Schizophrenia (SZ) is a debilitating mental illness with a worldwide lifetime risk of about 1% characterized by positive symptoms (e.g., delusions and hallucinations), negative symptoms (e.g., affective flattening, apathy, and social withdrawal), and cognitive dysfunction. SZ is caused by a combination of genetic factors together with environmental insults, including prenatal infection, perinatal complication, and cannabis use. Recently, SZ has been described simply as a neurodevelopmental disorder [1
]. However, the onset of SZ occurs in young adulthood, in contrast to an earlier onset in childhood that occurs in many other neurodevelopmental disorders, such as autism. In the pathology of SZ, disturbances elicited by genetic susceptibility factors and environmental insults in prenatal and perinatal stages are likely to disturb postnatal brain maturation for many years, which results in the full-blown onset of the disease mainly after puberty [3
Such pathological mechanisms underlying the long time-course of SZ have not yet been fully elucidated. One of the major reasons is the difficulty in designing longitudinal clinical studies for high-risk subjects many years before the disorder is manifested, although a small number of state-of-the-art brain imaging studies exist [4
]. Lack of appropriate animal models to validate working hypotheses for the mechanisms also impedes progress. Although there are several interesting rodent models with specific brain lesions in early development that display phenotypic changes relevant to SZ only after puberty [5
], these models may not exactly replicate the etiologies of SZ.
Recent progress in psychiatric genetics has revealed several promising genetic susceptibility factors for SZ, including Neuregulin-1 (NRG1/Heregulin), the NRG1 receptor ErbB4 (HER4, a receptor tyrosine-protein kinase), and Disrupted-in-Schizophrenia-1 (DISC1) [7
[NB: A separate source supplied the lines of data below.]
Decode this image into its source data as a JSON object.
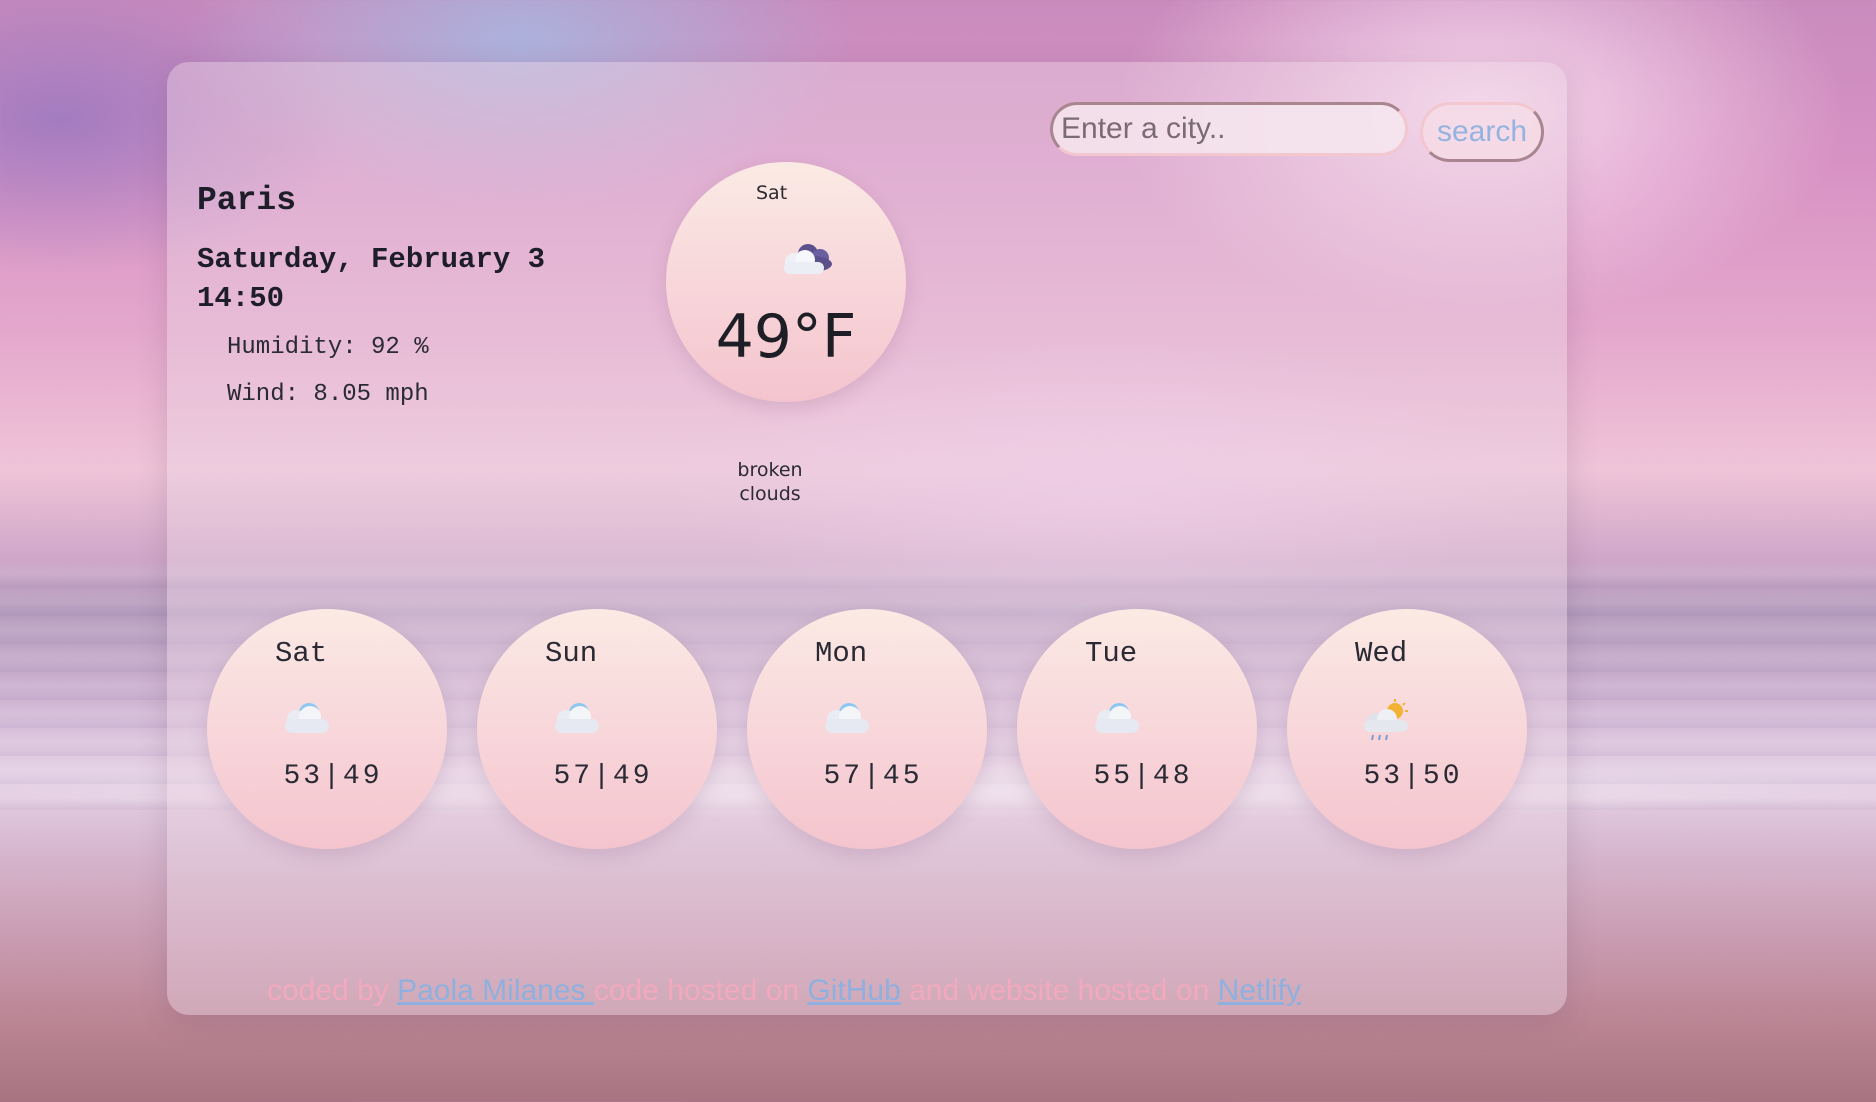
{
  "search": {
    "placeholder": "Enter a city..",
    "button_label": "search"
  },
  "current": {
    "city": "Paris",
    "date": "Saturday, February 3",
    "time": "14:50",
    "humidity": "Humidity: 92 %",
    "wind": "Wind: 8.05 mph",
    "day": "Sat",
    "temperature": "49°F",
    "description": "broken clouds",
    "icon": "broken-clouds-icon"
  },
  "forecast": [
    {
      "day": "Sat",
      "temps": "53|49",
      "icon": "cloud-icon"
    },
    {
      "day": "Sun",
      "temps": "57|49",
      "icon": "cloud-icon"
    },
    {
      "day": "Mon",
      "temps": "57|45",
      "icon": "cloud-icon"
    },
    {
      "day": "Tue",
      "temps": "55|48",
      "icon": "cloud-icon"
    },
    {
      "day": "Wed",
      "temps": "53|50",
      "icon": "sun-rain-cloud-icon"
    }
  ],
  "footer": {
    "prefix": "coded by ",
    "author_link": "Paola Milanes ",
    "middle1": "code hosted on ",
    "github_link": "GitHub",
    "middle2": " and website hosted on ",
    "netlify_link": "Netlify"
  },
  "colors": {
    "accent_blue": "#8fb0df",
    "footer_pink": "#f2a9bd"
  }
}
]. The role of NRG1 as a risk factor for SZ has been supported by many association studies in more than one ethnic group [9
]. Compelling genetic evidence for DISC1 was initially obtained from a large Scottish pedigree in which a majority of family members with disruption of DISC1 suffer from psychiatric illnesses, including SZ [10
]. Biological studies have revealed that both NRG1 and DISC1 are multifunctional in nature, with key roles during neurodevelopment [12
]. Therefore, systematic studies with these factors from the time of the initial risks in early development to disease onset after puberty is likely to open a window on a mechanistic understanding of the ‘long-term’ neurodevelopmental processes in SZ.
Over the past three years, excellent review articles for individual risk factors for SZ, such as NRG1/ErbB4 and DISC1, have been published [9
]. Several reviews that discuss animal models for SZ are also available, but with an emphasis on behavioral assays in adult animals [15
]. Nonetheless, as far as we are aware, few reports have addressed mechanistic approaches to long-term neurodevelopmental processes of SZ from the initial risk during pre- and perinatal stages, postnatal brain maturation, to the onset in young adulthood, especially by examining possible convergence of promising SZ genetic susceptibility factors at the functional levels in vivo
. The extraordinary advances in the field over the past 1–2 years enable us to provide an overview of these issues, in particular focusing on the significance of “postnatal maturation” of the frontal cortex and associated circuitry, which are crucial for cognitive functions, such as working memory, and are frequently impaired in SZ patients now. It becomes also possible to discuss how such molecular approaches can suggest novel therapeutic strategies for this devastating disorder. In this review, we first outline long-term neurodevelopmental processes that might be disturbed in SZ (). Then, we describe roles of NRG1-ErbB4 and DISC1 in these processes (), suggesting convergence of these two cascades and finally ending with a discussion of relevant animal models.
Long-term neurodevelopmental processes, which are disturbed in schizophrenia (SZ)
Convergence of two pleiotropic pathways: DISC1 and Neuregulin-1 (NRG1)–ErbB4, which are disturbed in schizophrenia